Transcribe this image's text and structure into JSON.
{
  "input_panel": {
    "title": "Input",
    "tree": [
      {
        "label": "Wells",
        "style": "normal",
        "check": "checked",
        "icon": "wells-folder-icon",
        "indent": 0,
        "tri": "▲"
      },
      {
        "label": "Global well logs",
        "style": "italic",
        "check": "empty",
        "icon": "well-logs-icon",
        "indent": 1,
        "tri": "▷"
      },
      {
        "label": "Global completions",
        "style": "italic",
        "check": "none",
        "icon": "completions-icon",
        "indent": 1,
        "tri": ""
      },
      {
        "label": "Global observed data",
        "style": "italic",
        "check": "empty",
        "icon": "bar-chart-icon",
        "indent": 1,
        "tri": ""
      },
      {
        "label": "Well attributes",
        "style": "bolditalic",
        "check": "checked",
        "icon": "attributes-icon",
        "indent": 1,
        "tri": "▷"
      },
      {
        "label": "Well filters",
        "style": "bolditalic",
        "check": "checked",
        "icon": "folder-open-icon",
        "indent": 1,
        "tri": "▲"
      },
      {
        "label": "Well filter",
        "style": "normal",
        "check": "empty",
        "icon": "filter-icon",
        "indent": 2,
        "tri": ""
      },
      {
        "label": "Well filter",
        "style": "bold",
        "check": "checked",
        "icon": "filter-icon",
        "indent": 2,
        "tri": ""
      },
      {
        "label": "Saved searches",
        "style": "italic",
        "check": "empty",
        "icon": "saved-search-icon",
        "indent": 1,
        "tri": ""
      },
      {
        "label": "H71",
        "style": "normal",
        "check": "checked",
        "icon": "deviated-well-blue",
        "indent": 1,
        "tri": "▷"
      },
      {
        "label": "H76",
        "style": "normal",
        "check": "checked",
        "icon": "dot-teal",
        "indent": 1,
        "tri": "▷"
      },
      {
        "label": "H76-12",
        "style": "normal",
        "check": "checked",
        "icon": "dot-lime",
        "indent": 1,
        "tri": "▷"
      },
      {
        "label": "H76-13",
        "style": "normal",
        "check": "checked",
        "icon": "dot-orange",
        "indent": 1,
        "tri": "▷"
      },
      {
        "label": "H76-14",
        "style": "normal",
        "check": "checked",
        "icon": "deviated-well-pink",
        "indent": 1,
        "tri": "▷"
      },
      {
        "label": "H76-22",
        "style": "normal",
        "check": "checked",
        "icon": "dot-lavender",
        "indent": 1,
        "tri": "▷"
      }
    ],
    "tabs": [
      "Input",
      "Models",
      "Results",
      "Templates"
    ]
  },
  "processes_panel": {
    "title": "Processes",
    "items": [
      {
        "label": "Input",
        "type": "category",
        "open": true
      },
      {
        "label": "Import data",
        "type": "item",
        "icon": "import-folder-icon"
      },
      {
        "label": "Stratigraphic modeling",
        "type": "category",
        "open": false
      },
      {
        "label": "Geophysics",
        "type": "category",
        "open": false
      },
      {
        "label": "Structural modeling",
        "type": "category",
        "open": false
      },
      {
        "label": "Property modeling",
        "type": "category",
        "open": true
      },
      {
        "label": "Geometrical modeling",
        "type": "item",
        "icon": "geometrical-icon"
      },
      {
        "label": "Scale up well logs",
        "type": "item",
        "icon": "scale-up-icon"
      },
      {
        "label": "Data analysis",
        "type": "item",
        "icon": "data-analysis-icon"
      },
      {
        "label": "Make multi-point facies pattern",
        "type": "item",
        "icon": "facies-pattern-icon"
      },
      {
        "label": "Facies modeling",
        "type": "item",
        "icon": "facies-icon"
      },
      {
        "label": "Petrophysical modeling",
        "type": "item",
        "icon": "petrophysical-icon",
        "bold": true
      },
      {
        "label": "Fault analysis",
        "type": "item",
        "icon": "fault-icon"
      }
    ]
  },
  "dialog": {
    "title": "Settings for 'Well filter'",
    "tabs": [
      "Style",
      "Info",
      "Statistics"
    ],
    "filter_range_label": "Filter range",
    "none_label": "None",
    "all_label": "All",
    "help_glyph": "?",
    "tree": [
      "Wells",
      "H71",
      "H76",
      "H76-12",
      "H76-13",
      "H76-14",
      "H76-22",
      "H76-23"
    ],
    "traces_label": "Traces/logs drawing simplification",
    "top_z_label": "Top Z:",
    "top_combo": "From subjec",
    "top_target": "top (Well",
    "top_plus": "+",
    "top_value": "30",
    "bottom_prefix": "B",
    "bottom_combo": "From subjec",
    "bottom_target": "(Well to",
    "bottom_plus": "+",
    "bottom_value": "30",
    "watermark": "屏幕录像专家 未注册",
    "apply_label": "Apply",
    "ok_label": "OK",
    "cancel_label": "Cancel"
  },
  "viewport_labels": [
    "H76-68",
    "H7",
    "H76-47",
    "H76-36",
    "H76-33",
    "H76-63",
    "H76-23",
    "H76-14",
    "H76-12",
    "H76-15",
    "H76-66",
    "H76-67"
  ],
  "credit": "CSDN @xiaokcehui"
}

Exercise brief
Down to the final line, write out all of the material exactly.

Solved problem
Transcribe this image's text and structure into JSON.
{
  "input_panel": {
    "title": "Input",
    "tree": [
      {
        "label": "Wells",
        "style": "normal",
        "check": "checked",
        "icon": "wells-folder-icon",
        "indent": 0,
        "tri": "▲"
      },
      {
        "label": "Global well logs",
        "style": "italic",
        "check": "empty",
        "icon": "well-logs-icon",
        "indent": 1,
        "tri": "▷"
      },
      {
        "label": "Global completions",
        "style": "italic",
        "check": "none",
        "icon": "completions-icon",
        "indent": 1,
        "tri": ""
      },
      {
        "label": "Global observed data",
        "style": "italic",
        "check": "empty",
        "icon": "bar-chart-icon",
        "indent": 1,
        "tri": ""
      },
      {
        "label": "Well attributes",
        "style": "bolditalic",
        "check": "checked",
        "icon": "attributes-icon",
        "indent": 1,
        "tri": "▷"
      },
      {
        "label": "Well filters",
        "style": "bolditalic",
        "check": "checked",
        "icon": "folder-open-icon",
        "indent": 1,
        "tri": "▲"
      },
      {
        "label": "Well filter",
        "style": "normal",
        "check": "empty",
        "icon": "filter-icon",
        "indent": 2,
        "tri": ""
      },
      {
        "label": "Well filter",
        "style": "bold",
        "check": "checked",
        "icon": "filter-icon",
        "indent": 2,
        "tri": ""
      },
      {
        "label": "Saved searches",
        "style": "italic",
        "check": "empty",
        "icon": "saved-search-icon",
        "indent": 1,
        "tri": ""
      },
      {
        "label": "H71",
        "style": "normal",
        "check": "checked",
        "icon": "deviated-well-blue",
        "indent": 1,
        "tri": "▷"
      },
      {
        "label": "H76",
        "style": "normal",
        "check": "checked",
        "icon": "dot-teal",
        "indent": 1,
        "tri": "▷"
      },
      {
        "label": "H76-12",
        "style": "normal",
        "check": "checked",
        "icon": "dot-lime",
        "indent": 1,
        "tri": "▷"
      },
      {
        "label": "H76-13",
        "style": "normal",
        "check": "checked",
        "icon": "dot-orange",
        "indent": 1,
        "tri": "▷"
      },
      {
        "label": "H76-14",
        "style": "normal",
        "check": "checked",
        "icon": "deviated-well-pink",
        "indent": 1,
        "tri": "▷"
      },
      {
        "label": "H76-22",
        "style": "normal",
        "check": "checked",
        "icon": "dot-lavender",
        "indent": 1,
        "tri": "▷"
      }
    ],
    "tabs": [
      "Input",
      "Models",
      "Results",
      "Templates"
    ]
  },
  "processes_panel": {
    "title": "Processes",
    "items": [
      {
        "label": "Input",
        "type": "category",
        "open": true
      },
      {
        "label": "Import data",
        "type": "item",
        "icon": "import-folder-icon"
      },
      {
        "label": "Stratigraphic modeling",
        "type": "category",
        "open": false
      },
      {
        "label": "Geophysics",
        "type": "category",
        "open": false
      },
      {
        "label": "Structural modeling",
        "type": "category",
        "open": false
      },
      {
        "label": "Property modeling",
        "type": "category",
        "open": true
      },
      {
        "label": "Geometrical modeling",
        "type": "item",
        "icon": "geometrical-icon"
      },
      {
        "label": "Scale up well logs",
        "type": "item",
        "icon": "scale-up-icon"
      },
      {
        "label": "Data analysis",
        "type": "item",
        "icon": "data-analysis-icon"
      },
      {
        "label": "Make multi-point facies pattern",
        "type": "item",
        "icon": "facies-pattern-icon"
      },
      {
        "label": "Facies modeling",
        "type": "item",
        "icon": "facies-icon"
      },
      {
        "label": "Petrophysical modeling",
        "type": "item",
        "icon": "petrophysical-icon",
        "bold": true
      },
      {
        "label": "Fault analysis",
        "type": "item",
        "icon": "fault-icon"
      }
    ]
  },
  "dialog": {
    "title": "Settings for 'Well filter'",
    "tabs": [
      "Style",
      "Info",
      "Statistics"
    ],
    "filter_range_label": "Filter range",
    "none_label": "None",
    "all_label": "All",
    "help_glyph": "?",
    "tree": [
      "Wells",
      "H71",
      "H76",
      "H76-12",
      "H76-13",
      "H76-14",
      "H76-22",
      "H76-23"
    ],
    "traces_label": "Traces/logs drawing simplification",
    "top_z_label": "Top Z:",
    "top_combo": "From subjec",
    "top_target": "top (Well",
    "top_plus": "+",
    "top_value": "30",
    "bottom_prefix": "B",
    "bottom_combo": "From subjec",
    "bottom_target": "(Well to",
    "bottom_plus": "+",
    "bottom_value": "30",
    "watermark": "屏幕录像专家 未注册",
    "apply_label": "Apply",
    "ok_label": "OK",
    "cancel_label": "Cancel"
  },
  "viewport_labels": [
    "H76-68",
    "H7",
    "H76-47",
    "H76-36",
    "H76-33",
    "H76-63",
    "H76-23",
    "H76-14",
    "H76-12",
    "H76-15",
    "H76-66",
    "H76-67"
  ],
  "credit": "CSDN @xiaokcehui"
}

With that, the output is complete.